### DESCRIPTION OF THE TASK:
Filter the entries down to the lines holding "JSON", then copy those lines.
-- DATA EXTRACTS follows --
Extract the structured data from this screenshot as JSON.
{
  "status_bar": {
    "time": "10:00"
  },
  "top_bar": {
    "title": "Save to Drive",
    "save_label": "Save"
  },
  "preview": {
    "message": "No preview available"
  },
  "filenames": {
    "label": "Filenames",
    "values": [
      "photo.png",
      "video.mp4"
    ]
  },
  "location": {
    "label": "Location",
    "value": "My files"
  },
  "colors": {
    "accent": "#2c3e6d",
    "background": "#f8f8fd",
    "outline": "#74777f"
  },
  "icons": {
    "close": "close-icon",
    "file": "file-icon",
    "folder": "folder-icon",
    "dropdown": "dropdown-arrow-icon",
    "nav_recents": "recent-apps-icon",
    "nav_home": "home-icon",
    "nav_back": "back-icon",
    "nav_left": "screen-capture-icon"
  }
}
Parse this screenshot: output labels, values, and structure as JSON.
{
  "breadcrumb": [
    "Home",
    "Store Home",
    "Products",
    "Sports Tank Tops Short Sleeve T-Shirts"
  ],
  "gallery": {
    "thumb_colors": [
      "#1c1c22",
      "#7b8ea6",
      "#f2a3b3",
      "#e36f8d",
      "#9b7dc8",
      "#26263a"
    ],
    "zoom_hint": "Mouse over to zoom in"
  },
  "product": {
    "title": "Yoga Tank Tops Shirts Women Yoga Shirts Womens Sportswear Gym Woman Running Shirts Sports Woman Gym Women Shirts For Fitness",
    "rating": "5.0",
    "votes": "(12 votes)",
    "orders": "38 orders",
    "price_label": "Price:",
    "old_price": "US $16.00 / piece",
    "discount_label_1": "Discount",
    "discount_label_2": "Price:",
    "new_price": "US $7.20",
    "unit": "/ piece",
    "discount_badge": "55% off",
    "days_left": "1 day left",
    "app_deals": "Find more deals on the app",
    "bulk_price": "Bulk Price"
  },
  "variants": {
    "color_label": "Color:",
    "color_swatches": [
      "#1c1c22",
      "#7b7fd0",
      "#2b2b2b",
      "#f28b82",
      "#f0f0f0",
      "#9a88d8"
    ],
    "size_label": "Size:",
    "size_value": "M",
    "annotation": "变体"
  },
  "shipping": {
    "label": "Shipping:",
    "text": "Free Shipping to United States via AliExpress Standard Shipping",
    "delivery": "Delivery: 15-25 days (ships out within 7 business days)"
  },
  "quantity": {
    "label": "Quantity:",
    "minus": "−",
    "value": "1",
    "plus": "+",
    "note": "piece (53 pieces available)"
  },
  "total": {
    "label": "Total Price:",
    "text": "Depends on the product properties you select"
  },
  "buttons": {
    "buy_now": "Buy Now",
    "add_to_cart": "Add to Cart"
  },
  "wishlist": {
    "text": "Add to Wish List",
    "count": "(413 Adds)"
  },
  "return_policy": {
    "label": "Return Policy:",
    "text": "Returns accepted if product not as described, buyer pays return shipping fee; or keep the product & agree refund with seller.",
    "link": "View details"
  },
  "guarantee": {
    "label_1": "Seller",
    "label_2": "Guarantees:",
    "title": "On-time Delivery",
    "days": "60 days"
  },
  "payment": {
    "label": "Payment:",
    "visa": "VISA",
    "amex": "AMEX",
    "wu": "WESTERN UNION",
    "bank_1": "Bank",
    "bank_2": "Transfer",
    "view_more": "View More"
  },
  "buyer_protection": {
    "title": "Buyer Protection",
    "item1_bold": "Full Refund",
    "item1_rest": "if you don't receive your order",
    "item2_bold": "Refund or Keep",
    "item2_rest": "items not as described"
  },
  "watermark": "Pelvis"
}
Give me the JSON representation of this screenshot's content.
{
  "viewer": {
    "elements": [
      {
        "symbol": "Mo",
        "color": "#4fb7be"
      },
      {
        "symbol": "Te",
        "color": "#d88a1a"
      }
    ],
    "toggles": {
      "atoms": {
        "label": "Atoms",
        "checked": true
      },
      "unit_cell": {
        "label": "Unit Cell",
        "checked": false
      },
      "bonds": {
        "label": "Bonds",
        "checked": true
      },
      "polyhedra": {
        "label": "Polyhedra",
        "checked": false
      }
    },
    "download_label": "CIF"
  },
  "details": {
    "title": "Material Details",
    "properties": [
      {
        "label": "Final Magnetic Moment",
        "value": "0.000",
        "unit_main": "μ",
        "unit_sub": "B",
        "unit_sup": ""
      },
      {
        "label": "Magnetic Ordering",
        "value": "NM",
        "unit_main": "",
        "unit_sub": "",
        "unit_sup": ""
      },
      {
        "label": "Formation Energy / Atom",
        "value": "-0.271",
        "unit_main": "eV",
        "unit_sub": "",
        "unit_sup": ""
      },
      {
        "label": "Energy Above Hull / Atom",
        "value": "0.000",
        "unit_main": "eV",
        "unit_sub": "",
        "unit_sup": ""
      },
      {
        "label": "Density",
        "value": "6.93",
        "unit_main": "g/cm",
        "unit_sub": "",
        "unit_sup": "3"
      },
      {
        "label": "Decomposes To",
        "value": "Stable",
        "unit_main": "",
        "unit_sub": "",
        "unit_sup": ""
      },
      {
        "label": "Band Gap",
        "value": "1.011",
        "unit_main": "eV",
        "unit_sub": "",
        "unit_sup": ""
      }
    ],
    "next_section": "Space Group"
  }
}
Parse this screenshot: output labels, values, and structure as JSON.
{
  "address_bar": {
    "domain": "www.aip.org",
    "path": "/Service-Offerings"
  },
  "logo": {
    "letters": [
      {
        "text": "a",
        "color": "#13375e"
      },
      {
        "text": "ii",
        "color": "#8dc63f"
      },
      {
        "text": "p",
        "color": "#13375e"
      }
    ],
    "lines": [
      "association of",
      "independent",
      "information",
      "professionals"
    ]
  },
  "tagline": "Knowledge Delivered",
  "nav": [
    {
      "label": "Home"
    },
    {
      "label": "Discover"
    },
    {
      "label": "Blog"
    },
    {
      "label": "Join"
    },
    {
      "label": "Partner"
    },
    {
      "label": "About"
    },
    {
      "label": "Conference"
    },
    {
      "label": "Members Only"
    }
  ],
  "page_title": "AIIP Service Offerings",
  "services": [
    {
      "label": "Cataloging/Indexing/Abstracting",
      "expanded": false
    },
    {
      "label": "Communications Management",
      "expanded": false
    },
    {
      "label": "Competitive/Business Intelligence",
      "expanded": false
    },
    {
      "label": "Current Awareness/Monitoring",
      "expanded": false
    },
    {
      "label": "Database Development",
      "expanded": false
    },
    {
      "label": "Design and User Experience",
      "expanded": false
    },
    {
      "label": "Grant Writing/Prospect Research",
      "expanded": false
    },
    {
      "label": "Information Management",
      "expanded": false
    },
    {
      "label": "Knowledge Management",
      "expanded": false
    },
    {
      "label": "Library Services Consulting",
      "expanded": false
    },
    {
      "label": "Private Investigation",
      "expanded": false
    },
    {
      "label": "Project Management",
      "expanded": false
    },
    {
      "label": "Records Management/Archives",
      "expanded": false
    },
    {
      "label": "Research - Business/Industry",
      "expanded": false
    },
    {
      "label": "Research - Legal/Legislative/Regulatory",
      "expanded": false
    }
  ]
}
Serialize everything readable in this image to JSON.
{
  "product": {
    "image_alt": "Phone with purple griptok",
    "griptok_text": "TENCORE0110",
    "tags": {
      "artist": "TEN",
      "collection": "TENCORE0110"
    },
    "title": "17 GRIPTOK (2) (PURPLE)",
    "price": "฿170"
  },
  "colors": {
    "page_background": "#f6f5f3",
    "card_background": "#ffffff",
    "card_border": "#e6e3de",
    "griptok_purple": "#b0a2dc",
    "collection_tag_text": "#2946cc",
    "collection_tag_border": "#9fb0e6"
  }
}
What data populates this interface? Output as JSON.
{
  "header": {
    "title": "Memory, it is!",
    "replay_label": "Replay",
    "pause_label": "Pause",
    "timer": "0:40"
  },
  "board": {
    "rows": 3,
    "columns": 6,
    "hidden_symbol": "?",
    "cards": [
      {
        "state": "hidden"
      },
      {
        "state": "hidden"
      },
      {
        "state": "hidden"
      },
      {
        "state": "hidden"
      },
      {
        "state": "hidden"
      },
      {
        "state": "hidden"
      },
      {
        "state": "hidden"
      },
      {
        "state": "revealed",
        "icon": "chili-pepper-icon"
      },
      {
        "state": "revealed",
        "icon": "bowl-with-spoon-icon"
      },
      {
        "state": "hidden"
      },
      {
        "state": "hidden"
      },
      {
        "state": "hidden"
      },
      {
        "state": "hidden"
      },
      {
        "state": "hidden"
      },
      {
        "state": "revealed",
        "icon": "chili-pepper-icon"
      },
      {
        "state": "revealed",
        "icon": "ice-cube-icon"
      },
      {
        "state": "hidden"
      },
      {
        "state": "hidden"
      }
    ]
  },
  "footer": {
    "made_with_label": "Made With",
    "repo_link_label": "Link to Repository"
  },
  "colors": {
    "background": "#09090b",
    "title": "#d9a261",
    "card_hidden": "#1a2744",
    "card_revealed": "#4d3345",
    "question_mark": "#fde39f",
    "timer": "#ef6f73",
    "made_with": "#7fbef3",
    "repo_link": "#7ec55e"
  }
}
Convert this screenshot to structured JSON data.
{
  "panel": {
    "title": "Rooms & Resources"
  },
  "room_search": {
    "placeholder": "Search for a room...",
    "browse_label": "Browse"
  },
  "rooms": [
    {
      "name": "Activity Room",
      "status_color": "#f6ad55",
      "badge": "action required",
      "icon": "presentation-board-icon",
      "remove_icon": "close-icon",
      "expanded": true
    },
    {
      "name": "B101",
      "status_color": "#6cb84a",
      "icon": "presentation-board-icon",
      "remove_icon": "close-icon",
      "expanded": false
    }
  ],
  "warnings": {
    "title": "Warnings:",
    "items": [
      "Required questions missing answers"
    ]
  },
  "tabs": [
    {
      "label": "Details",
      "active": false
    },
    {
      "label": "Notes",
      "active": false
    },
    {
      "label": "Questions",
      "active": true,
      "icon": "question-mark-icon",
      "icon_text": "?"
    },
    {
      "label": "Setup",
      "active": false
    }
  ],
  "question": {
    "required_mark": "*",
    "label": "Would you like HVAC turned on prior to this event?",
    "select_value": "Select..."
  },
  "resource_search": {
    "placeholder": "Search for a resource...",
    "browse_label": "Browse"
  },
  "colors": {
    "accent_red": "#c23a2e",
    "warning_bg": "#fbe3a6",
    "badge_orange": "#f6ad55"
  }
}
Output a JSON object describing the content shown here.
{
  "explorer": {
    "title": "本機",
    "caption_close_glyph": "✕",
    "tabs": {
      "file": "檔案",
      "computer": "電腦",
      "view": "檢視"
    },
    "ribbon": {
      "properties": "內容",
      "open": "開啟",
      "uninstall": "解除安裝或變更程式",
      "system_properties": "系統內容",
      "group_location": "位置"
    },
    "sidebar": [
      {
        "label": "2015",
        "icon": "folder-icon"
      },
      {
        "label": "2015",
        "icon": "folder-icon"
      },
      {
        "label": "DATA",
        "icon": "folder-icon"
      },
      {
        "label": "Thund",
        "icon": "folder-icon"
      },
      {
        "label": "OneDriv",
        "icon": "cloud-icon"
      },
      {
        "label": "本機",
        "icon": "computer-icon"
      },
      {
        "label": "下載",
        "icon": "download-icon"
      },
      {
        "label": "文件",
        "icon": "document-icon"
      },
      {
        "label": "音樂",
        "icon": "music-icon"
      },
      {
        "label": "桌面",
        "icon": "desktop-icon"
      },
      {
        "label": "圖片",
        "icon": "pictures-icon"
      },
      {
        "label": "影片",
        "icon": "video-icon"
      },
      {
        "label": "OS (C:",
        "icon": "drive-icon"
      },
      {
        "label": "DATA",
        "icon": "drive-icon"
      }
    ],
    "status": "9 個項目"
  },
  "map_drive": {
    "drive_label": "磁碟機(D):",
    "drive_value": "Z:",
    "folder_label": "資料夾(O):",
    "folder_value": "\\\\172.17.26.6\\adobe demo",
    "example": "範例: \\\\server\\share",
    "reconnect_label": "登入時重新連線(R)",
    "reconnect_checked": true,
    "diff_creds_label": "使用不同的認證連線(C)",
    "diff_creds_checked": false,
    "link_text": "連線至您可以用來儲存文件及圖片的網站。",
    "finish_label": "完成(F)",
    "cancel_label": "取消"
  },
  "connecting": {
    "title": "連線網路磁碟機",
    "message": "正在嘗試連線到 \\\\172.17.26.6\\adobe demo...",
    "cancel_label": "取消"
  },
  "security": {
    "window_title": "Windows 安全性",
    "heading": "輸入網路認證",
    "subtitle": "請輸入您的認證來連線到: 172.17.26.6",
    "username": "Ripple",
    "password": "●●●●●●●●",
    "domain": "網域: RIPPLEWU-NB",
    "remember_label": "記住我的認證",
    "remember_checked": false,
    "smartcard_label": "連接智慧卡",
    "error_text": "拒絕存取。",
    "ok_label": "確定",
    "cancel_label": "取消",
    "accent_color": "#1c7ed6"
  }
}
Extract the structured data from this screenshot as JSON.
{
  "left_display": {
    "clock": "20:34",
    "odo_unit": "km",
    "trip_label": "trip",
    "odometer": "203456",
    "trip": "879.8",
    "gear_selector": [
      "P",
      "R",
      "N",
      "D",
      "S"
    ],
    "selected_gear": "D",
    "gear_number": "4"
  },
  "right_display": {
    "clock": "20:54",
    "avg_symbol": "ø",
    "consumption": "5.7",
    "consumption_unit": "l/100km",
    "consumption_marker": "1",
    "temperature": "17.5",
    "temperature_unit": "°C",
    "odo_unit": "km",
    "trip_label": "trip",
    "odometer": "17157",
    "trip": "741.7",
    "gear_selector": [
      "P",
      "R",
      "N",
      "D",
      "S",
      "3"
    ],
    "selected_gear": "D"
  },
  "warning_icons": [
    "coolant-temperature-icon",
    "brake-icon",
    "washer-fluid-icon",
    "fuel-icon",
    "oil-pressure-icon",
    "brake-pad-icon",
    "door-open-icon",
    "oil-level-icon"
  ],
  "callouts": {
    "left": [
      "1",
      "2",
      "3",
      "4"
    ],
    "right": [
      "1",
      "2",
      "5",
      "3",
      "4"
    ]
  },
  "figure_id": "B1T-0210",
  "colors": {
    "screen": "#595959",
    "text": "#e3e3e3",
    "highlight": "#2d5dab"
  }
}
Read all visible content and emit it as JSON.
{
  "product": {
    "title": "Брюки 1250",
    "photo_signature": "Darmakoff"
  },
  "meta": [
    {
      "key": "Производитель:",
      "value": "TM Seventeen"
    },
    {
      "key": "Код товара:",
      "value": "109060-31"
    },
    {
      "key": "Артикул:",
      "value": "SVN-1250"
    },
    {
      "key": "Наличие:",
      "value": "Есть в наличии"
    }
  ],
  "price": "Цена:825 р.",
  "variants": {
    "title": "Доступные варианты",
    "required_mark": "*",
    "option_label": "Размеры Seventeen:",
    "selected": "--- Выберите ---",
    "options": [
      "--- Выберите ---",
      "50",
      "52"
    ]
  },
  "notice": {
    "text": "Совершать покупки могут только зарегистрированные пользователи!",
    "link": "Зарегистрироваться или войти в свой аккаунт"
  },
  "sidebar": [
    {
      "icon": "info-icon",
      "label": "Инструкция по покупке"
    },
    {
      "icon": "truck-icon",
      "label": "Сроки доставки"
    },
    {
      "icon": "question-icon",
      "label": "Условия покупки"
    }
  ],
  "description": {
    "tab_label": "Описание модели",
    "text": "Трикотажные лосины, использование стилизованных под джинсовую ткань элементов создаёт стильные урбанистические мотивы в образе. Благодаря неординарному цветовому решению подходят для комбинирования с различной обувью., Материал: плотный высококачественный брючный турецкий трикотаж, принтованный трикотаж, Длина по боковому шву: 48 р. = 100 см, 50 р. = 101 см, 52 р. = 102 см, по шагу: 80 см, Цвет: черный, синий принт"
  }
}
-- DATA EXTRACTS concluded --
### RESULT OF THE EXERCISE:
Extract the structured data from this screenshot as JSON.
Parse this screenshot: output labels, values, and structure as JSON.
Give me the JSON representation of this screenshot's content.
Parse this screenshot: output labels, values, and structure as JSON.
Serialize everything readable in this image to JSON.
What data populates this interface? Output as JSON.
Convert this screenshot to structured JSON data.
Output a JSON object describing the content shown here.
Extract the structured data from this screenshot as JSON.
Read all visible content and emit it as JSON.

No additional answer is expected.